American Cabaret ... more ... more ...

American Tribal Style (ATS - Nericcio format)
American Tribal Style

Youtube of ATS bellydance
Youtube - ATS to 6/8 rhythm

Modern Fusion - Vintage Revival
Rachel Brice & The Indigo , Rachel Brice Solo
Modern Tribal Fusion
Zoe Jakes, UnMata

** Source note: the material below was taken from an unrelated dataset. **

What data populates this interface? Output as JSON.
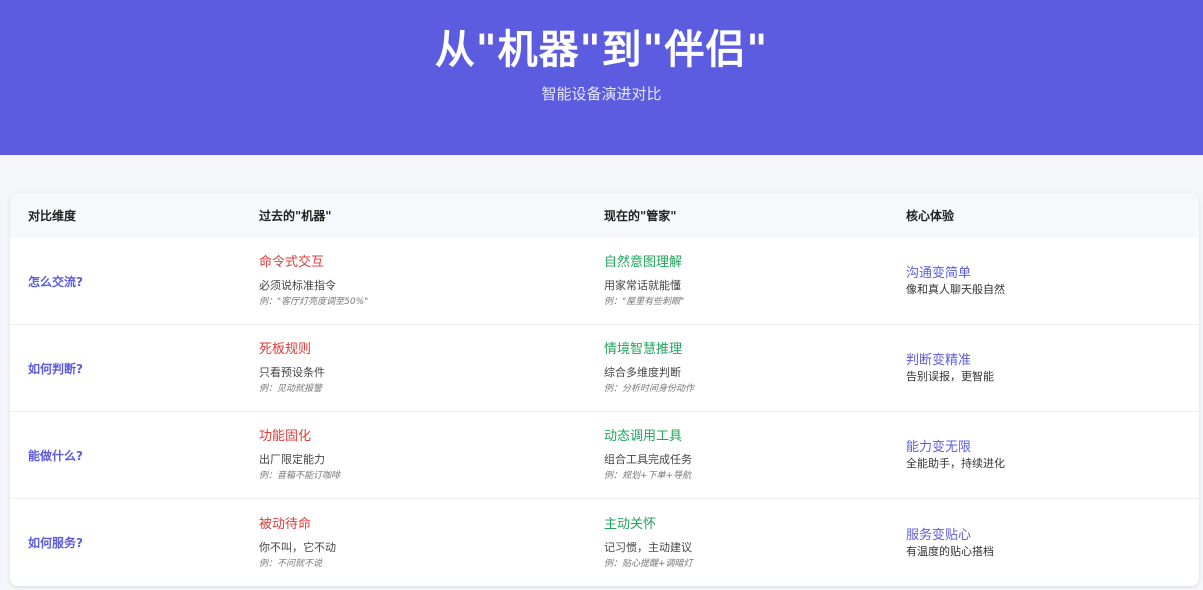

Old World & Traditional Dances
Rajathani dance influened American Tribal Style belly dance
Egyptian Style
(Raqs Sharqi) More ...
Classic Egyptian Style
Egyptian party dance on TV with star Dina
Folkloric or Beledi Egyptian Style
Katy - classic Egyptian my favorite
Katy was a Greek dancer who lived and danced in Egypt during the "golden era" of Egyptian musical films
Lebanese style belly dance
Amani, my favorite lebanese dancer,  more ... more ...
Turkish style
Turkish Roman (Gypsy) style
Lesson in Turkish Roman style
excellent Turkish Roma dance... and more
male Turkish Roma dance ... a more macho guy
Real *Gypsy* dance ... more ...  hungarian ... more ...
Skirt Work is Eastern Europe Roma ... not so much Turkish
Please note the difference between Americanized "fantasy Gypsy style" and real Romanes ...
Greek Tsiftetelli (Belly dance) more ... party style ...
Greek-American 9/8
Tsiftetelli to Bourneli - classic song
Flamenco Fusion Belly dance